Bevin spoke on the Leland Conway Show Thursday morning to talk about what many call one of the worst-funded pension systems in the country just weeks after calling a special session to fix the problem. Lawmakers would end the session less than 24 hours later without passing any reform.

"We live in a state where historically people have promised things that they didn't have the ability to back up in exchange for political favor and the ability to get re-elected and the ability to be liked," Bevin said.

The special session was called shortly after the Kentucky Supreme Court ruled a pension reform law passed in the 2018 regular session was unconstitutionally passed.

Bevin also dismissed the idea of legalizing marijuana to help fix the problem, as he estimates that revenue alone would take hundreds of years to eventually replenish the pension system.

"How big is this problem? Bigger than people can get their heads around," Bevin said.

The governor did say debates about potential revenue streams should and will likely happen. However, he believes changes to the structure of the systems must happen first. "I personally see some of these things as 'it looks good, sounds good' but doesn't even begin make a real dent in the issue without the structural changes," explained Governor Bevin.

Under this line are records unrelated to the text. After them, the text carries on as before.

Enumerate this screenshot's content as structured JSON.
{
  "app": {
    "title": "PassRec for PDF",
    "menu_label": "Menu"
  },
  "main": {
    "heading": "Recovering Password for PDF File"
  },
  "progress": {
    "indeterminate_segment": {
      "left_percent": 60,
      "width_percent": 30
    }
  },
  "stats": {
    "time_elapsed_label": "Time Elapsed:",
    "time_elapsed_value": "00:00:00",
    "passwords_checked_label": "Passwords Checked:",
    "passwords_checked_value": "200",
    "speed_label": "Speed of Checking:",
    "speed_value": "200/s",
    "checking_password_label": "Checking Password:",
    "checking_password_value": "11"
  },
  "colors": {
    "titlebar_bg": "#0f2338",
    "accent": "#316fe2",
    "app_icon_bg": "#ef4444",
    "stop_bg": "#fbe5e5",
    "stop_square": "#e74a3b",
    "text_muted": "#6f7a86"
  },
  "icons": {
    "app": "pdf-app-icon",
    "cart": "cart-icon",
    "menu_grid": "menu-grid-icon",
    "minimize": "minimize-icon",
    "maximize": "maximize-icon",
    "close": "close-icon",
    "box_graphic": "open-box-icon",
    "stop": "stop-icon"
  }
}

House Minority Leader Rocky Adkins, D - Sandy Hook, was a critic of the Republican-led efforts in 2018, and he wants to see a more bipartisan approach for the next effort to reform pension.

"When you are talking about a complex issue like this, don't come with a piece of legislation that is going to drive a wedge. Bring the stakeholders to the table, and let them have input," Adkins said.

Adkins senses Republican lawmakers are divided on the issue, while Bevin says people need to not be afraid to make unpopular decisions if it means helping the state's finances in the long run.